"Spring is just around the corner," is a saying you hear a lot this time of year. For many of us, these last few days of winter can really drag on as we await the vernal equinox to save us from the cold weather and gray days. Spring is a season of renewed energy.

Another phrase we hear a lot is "Spring Fever." While this might simply mean excitement for the new phase of the year, there are actually some deeper implications that come with the changing season.

Mad as a March Hare

If you’ve ever read Lewis Carroll’s classic Alice’s Adventures in Wonderland, you probably remember the mad tea party wherein Alice endures the craziness of the Mad Hatter and his zany companion, the March Hare. But where did this bunny’s penitent for craziness come from? Well, to put it bluntly, March is mating season for rabbits, and this tends to make the males go a little nuts.
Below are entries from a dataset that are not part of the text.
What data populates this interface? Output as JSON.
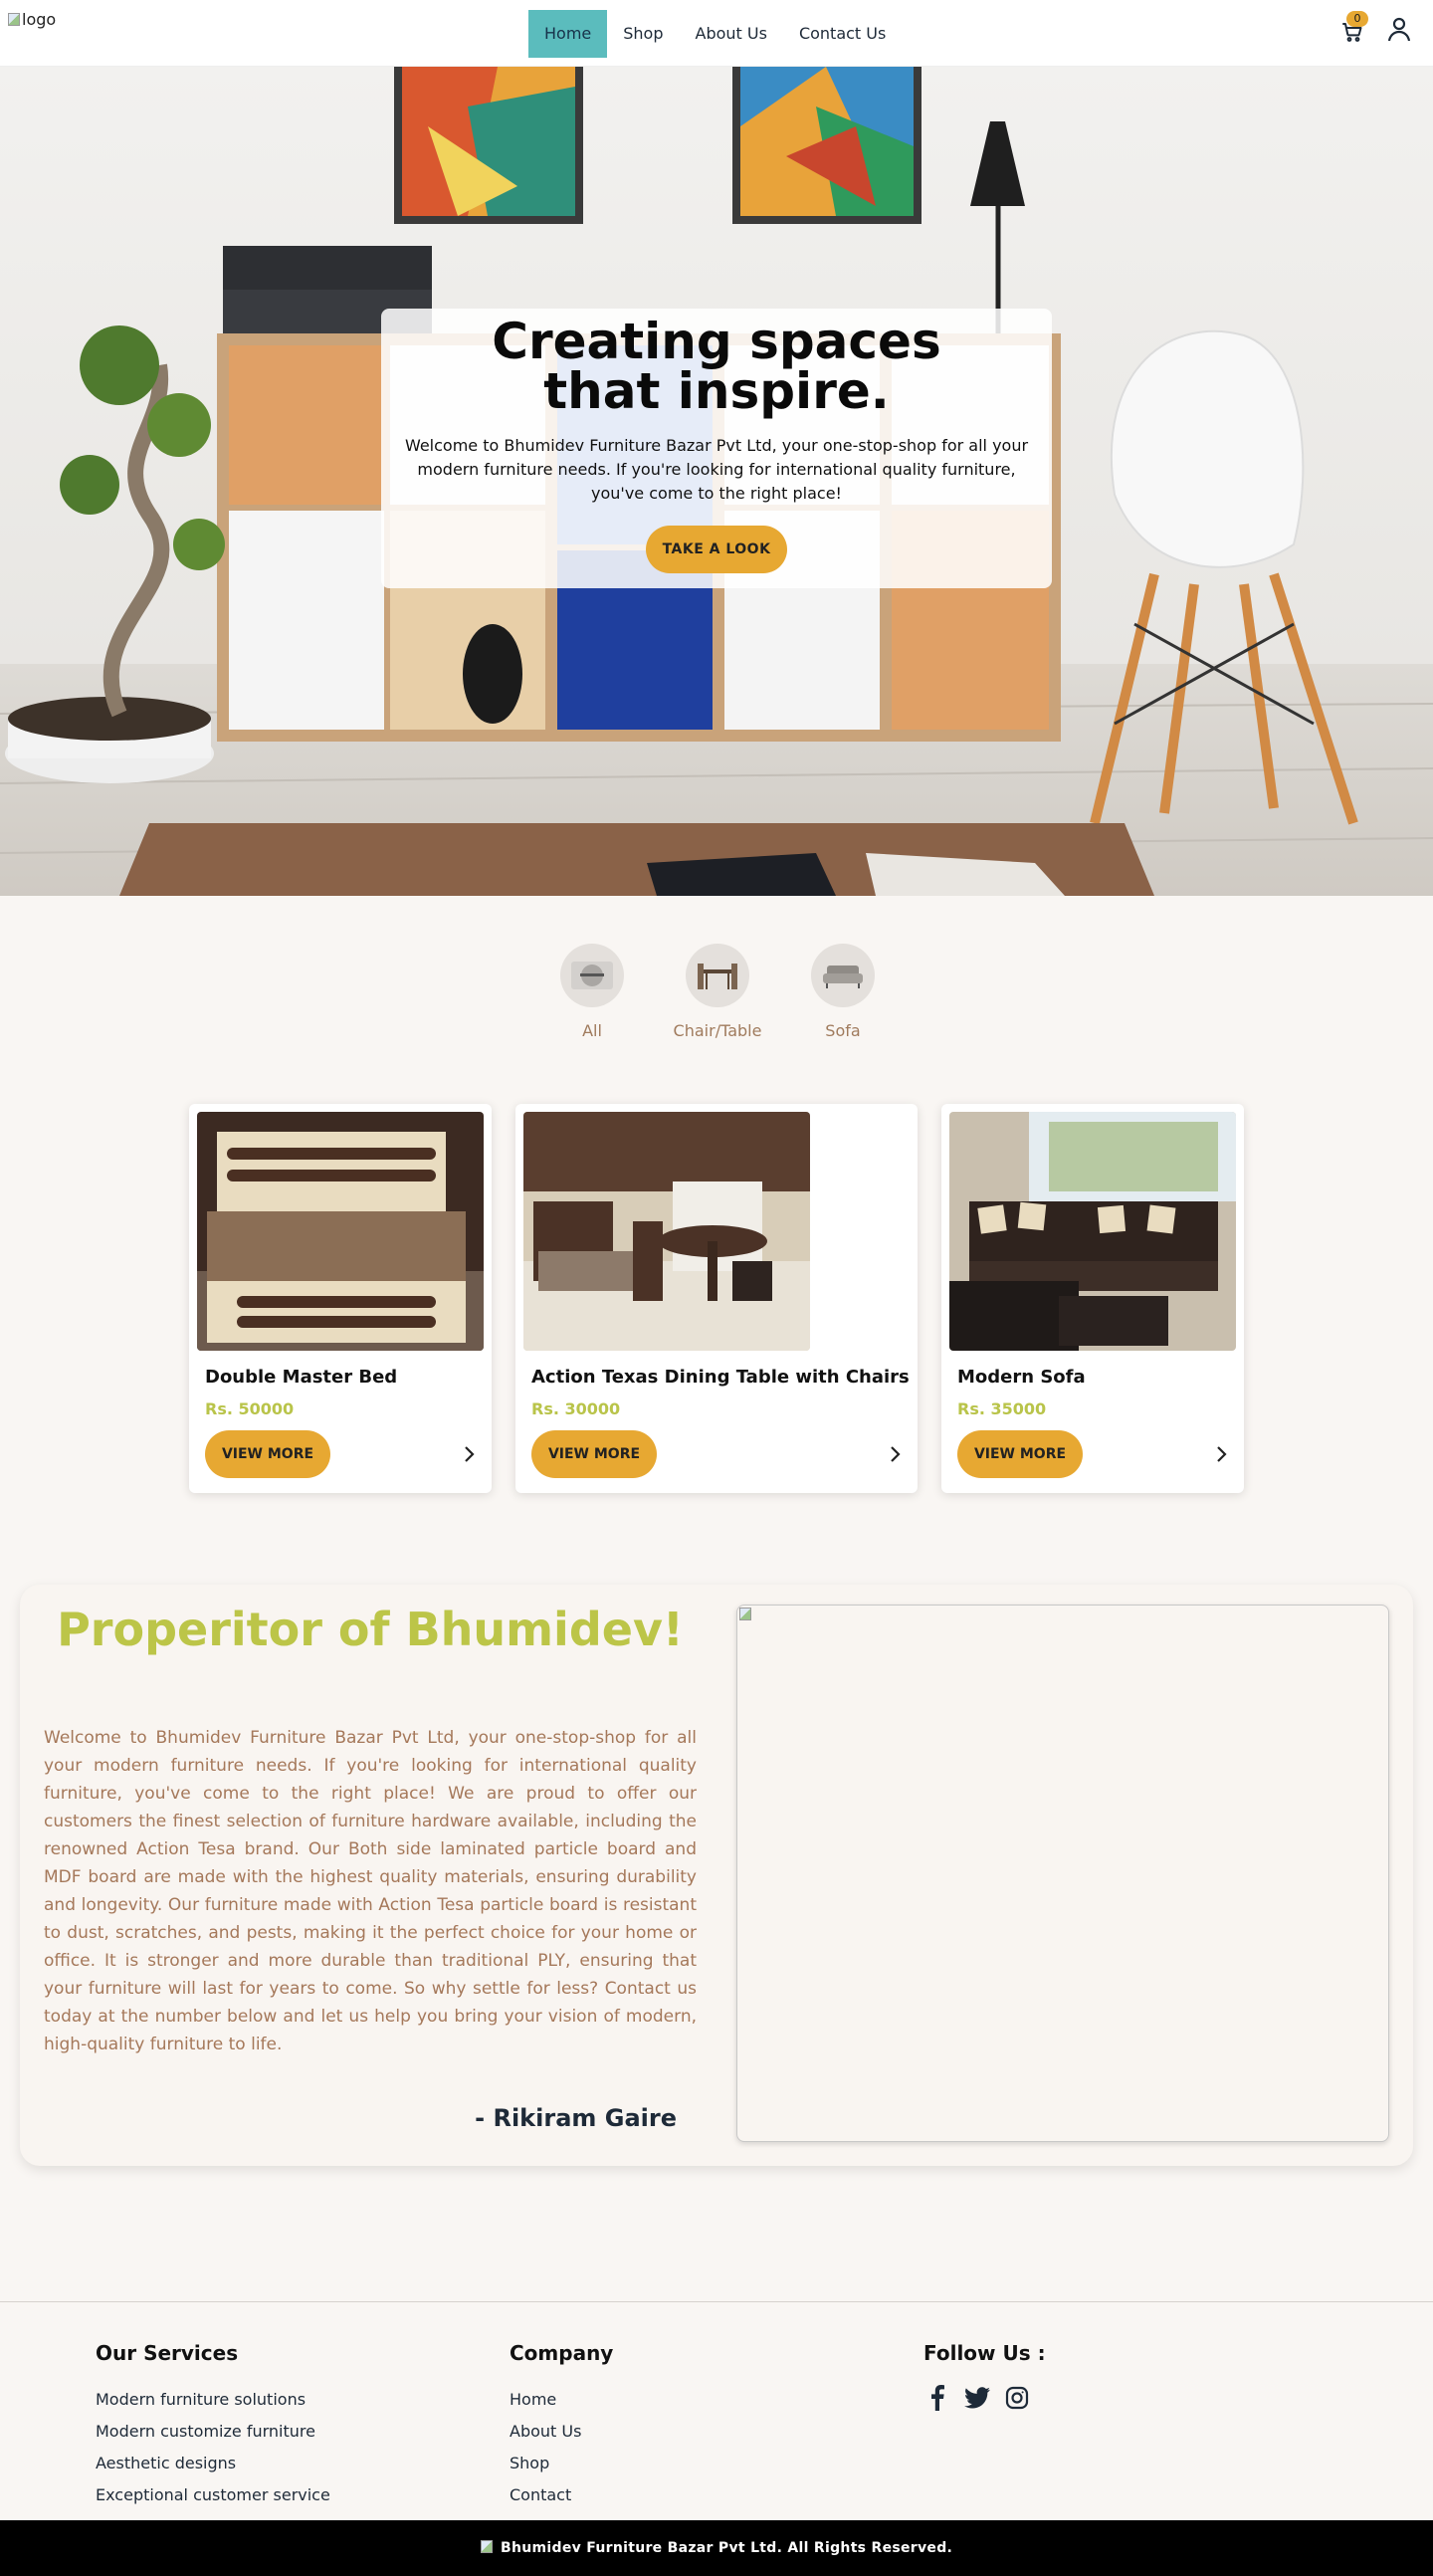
{
  "header": {
    "logo_alt": "logo",
    "nav": [
      {
        "label": "Home",
        "active": true
      },
      {
        "label": "Shop",
        "active": false
      },
      {
        "label": "About Us",
        "active": false
      },
      {
        "label": "Contact Us",
        "active": false
      }
    ],
    "cart_count": "0",
    "icons": {
      "cart": "cart-icon",
      "user": "user-icon"
    }
  },
  "hero": {
    "title": "Creating spaces that inspire.",
    "text": "Welcome to Bhumidev Furniture Bazar Pvt Ltd, your one-stop-shop for all your modern furniture needs. If you're looking for international quality furniture, you've come to the right place!",
    "button": "TAKE A LOOK"
  },
  "categories": [
    {
      "label": "All",
      "icon": "all-icon"
    },
    {
      "label": "Chair/Table",
      "icon": "chair-table-icon"
    },
    {
      "label": "Sofa",
      "icon": "sofa-icon"
    }
  ],
  "products": [
    {
      "name": "Double Master Bed",
      "price": "Rs. 50000",
      "button": "VIEW MORE"
    },
    {
      "name": "Action Texas Dining Table with Chairs",
      "price": "Rs. 30000",
      "button": "VIEW MORE"
    },
    {
      "name": "Modern Sofa",
      "price": "Rs. 35000",
      "button": "VIEW MORE"
    }
  ],
  "about": {
    "title": "Properitor of Bhumidev!",
    "text": "Welcome to Bhumidev Furniture Bazar Pvt Ltd, your one-stop-shop for all your modern furniture needs. If you're looking for international quality furniture, you've come to the right place! We are proud to offer our customers the finest selection of furniture hardware available, including the renowned Action Tesa brand. Our Both side laminated particle board and MDF board are made with the highest quality materials, ensuring durability and longevity. Our furniture made with Action Tesa particle board is resistant to dust, scratches, and pests, making it the perfect choice for your home or office. It is stronger and more durable than traditional PLY, ensuring that your furniture will last for years to come. So why settle for less? Contact us today at the number below and let us help you bring your vision of modern, high-quality furniture to life.",
    "signature": "- Rikiram Gaire"
  },
  "footer": {
    "services": {
      "heading": "Our Services",
      "items": [
        "Modern furniture solutions",
        "Modern customize furniture",
        "Aesthetic designs",
        "Exceptional customer service"
      ]
    },
    "company": {
      "heading": "Company",
      "items": [
        "Home",
        "About Us",
        "Shop",
        "Contact"
      ]
    },
    "follow": {
      "heading": "Follow Us :",
      "icons": [
        "facebook-icon",
        "twitter-icon",
        "instagram-icon"
      ]
    },
    "copyright": "Bhumidev Furniture Bazar Pvt Ltd. All Rights Reserved."
  },
  "colors": {
    "accent": "#e7a832",
    "nav_active": "#5bbcbd",
    "price": "#b9c44a",
    "about_title": "#bcc548",
    "about_text": "#a5785a"
  }
}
However, the saying “mad as a March hare” applies to more than just crazed rabbits in search of a mate.

Many people begin to experience a certain restlessness as the weather warms up and the days get longer. This newfound energy can sometimes result in feeling a bit hyper or, as many people describe it, “crazy.” If you experience this “Spring Fever,” try taking advantage of it! Put that energy to good use by exercising or simply going outdoors more often. Not only will this help you expend some of the pent-up energy, you’ll also sleep a lot better!

Why All the Extra Energy?

One reason for the extra energy might actually have to do with our ancestors. Winter was traditionally a time for “stocking up” to endure the leaner months of the year. As plants begin to bloom again, the need to store energy isn’t as crucial. Many people find themselves craving fewer fatty foods and carbs as spring approaches and there’s a tendency to want to burn off all those “food reserves” leftover from winter.

Closer to home, our bodies react to the changing of every season, most notably from winter to spring. The extra hours of daylight combined with more direct sunlight cause certain chemicals in the brain to give you more energy. Melatonin is hormone that regulates how tired you feel. When you’re exposed to more sunlight, this hormone tends to ease off a bit, making you feel more awake and active.

Sometimes, the extra sunlight and warmer weather can even affect your mood, leading you to happier feelings. Seasonal Affective Disorder, or SAD, tends to be at its worst during fall and winter. As the colder, shorter days abate, so too can some symptoms of depression or feelings of tiredness.

With all this extra energy, make sure you’re getting the proper rest in a great bed! Visit our site for a huge selection of allergen-free bedding solutions for all times of the year.